Last year I wanted nothing but to talk about and write about my daughter -- or rather, the loss of her. I wanted to get that story out of me.
But after the first anniversary of her death, something shifted inside me. I made it through when I wasn't sure I would. In that first year, I sometimes wondered if I would just crack. But I didn't. So the first anniversary of her death also turned into an end-goal. If I could make it to that benchmark sane, I knew I wasn't ever going to lose my mind.
Jeremy and I watched an episode of Doctor Who last night where a man was so devastated by the loss of his wife and child, he literally lost his mind. He forgot who he was. I understand how that could happen.
Last year was like holding my breath, and this year is like finally exhaling. I'm not sure what the future has in store, and I'm not sure what path all of this is leading me down. I'm lost, in a way, but at the same time comfortably found in the arms of my husband and the love of friends and family.
I found myself wanting to move back to Lafayette recently. Life was good, there. That's where Jeremy and I repaired our marriage, where Jeremy quit smoking and started his own business, where I got pregnant with Scarlett, where I gave birth to Scarlett and where we raised her for the first year of her short life. I realize that it's not really Lafayette I want to move back to -- it's that life. I miss that life. I miss my daughter.
Last year I knew I had a book in me. I knew this story needed to be told. This year, I can't tell it. I can't bring myself to type out that story again. I'm scared, frankly. Scared to dredge up that pain when I am finally starting to get some peace.
I'm not completely at peace, but I'm getting peace. In fits and starts, the grief is becoming more bearable.

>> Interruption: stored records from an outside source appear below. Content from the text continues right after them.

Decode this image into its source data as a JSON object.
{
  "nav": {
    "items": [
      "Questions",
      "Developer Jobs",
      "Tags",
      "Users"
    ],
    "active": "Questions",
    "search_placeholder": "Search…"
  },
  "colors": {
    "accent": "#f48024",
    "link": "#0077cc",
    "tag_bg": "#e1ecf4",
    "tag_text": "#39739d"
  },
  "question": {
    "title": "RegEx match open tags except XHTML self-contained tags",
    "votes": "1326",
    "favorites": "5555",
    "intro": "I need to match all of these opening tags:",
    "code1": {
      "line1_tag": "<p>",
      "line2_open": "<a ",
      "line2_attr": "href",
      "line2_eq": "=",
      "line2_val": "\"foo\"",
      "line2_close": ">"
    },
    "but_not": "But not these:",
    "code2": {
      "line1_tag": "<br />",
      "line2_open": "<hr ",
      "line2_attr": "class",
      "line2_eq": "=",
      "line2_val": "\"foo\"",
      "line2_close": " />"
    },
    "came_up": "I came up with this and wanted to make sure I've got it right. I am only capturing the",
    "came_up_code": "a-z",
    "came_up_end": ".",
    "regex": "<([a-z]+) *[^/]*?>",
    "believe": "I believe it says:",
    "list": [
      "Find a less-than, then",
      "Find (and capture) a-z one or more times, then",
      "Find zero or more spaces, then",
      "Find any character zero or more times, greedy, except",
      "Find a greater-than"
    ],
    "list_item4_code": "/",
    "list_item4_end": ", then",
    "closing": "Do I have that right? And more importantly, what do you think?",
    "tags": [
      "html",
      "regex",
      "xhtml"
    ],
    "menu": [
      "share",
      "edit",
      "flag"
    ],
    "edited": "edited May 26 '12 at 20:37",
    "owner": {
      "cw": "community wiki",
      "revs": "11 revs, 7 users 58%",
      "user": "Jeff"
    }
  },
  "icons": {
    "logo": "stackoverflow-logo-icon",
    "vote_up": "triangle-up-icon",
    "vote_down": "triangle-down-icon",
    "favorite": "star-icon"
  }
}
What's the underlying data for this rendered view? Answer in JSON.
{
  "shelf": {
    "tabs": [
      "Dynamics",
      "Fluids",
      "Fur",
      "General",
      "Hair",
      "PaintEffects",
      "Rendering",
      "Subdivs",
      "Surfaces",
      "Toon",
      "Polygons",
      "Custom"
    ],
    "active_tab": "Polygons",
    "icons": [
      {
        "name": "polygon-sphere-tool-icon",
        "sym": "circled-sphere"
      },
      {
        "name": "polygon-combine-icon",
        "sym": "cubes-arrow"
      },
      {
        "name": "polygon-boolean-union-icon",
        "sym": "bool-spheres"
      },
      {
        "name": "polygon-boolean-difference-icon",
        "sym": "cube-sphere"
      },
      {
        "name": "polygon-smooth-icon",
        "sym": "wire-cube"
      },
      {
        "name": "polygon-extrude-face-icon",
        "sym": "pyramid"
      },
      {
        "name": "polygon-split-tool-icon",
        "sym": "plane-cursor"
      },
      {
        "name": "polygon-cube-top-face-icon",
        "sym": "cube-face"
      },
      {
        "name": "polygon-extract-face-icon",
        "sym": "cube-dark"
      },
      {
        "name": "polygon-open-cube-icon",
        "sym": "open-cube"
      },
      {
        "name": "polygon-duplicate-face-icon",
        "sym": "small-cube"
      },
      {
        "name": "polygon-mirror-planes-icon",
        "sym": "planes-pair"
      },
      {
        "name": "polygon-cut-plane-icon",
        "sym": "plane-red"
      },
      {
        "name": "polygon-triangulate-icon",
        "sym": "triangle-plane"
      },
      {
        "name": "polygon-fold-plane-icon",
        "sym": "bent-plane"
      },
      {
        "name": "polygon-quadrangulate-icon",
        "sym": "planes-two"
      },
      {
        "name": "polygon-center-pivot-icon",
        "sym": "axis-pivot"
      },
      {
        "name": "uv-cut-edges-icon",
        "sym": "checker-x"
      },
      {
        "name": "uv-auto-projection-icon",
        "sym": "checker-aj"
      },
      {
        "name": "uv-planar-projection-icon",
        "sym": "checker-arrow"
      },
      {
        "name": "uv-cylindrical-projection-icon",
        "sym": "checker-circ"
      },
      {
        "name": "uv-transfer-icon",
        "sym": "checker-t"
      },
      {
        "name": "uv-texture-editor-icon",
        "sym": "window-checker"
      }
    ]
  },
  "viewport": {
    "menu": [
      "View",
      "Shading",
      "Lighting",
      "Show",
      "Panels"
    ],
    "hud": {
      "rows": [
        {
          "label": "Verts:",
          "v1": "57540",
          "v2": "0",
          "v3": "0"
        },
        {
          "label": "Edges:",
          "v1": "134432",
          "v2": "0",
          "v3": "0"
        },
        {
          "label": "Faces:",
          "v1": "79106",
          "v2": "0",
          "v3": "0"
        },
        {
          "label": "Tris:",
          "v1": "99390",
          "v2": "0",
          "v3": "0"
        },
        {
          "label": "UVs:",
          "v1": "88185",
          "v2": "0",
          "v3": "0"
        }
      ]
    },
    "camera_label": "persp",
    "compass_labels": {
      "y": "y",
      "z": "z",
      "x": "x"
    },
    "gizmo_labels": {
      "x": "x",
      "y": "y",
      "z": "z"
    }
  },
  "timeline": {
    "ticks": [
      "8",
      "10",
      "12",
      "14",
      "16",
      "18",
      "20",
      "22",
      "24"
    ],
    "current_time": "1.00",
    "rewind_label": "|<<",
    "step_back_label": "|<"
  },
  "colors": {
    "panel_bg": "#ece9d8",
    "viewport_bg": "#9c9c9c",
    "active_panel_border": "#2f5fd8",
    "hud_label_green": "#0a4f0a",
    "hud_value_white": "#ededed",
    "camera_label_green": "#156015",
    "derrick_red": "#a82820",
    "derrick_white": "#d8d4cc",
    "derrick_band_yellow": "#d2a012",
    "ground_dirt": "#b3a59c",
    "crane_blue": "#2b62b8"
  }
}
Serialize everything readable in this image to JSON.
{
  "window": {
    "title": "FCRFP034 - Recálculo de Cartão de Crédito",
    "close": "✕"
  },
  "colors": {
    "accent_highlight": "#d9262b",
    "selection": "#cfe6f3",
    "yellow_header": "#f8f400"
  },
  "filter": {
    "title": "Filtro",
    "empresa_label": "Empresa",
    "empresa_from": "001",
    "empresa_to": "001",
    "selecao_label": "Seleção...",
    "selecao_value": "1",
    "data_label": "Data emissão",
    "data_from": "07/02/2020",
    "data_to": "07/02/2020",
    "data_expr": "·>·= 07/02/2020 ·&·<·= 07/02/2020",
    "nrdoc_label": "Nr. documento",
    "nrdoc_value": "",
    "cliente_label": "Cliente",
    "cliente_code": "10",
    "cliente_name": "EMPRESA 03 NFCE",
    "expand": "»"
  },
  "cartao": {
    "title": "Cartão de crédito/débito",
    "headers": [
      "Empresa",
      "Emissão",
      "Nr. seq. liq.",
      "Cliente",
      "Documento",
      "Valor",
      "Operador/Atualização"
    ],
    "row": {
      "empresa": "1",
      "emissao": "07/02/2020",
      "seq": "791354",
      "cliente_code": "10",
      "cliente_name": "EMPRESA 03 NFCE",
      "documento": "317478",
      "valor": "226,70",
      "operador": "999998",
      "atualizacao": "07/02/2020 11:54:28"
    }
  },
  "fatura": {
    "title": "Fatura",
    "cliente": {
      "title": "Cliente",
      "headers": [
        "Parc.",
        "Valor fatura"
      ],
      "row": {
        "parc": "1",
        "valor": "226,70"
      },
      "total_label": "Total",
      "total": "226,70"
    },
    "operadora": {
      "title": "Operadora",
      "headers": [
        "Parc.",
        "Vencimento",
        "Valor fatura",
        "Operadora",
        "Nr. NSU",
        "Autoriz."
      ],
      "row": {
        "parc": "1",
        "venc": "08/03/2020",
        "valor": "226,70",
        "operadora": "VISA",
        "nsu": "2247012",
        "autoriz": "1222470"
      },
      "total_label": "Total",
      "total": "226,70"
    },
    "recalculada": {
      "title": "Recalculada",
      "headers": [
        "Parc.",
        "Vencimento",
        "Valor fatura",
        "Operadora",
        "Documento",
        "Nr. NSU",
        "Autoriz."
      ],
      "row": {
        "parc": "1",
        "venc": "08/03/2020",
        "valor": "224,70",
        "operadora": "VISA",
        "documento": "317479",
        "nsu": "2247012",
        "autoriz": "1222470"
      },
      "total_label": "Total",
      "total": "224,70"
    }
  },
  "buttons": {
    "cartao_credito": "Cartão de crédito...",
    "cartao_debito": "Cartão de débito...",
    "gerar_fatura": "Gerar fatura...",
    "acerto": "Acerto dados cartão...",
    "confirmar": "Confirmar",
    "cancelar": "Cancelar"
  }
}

I'm living with it in a more constructive and less parasitic way.
I thought I would write that book when the grief had eased a little. Now I'm not sure I'll ever write it. That's okay, though. This blog is enough. The last thing I need is to feel guilty for not writing a book about such a horrible event. If I ever write it, great -- if I don't, I refuse to feel guilty.
That, right there, is Scarlett's gift to me. She clarified what matters in this life.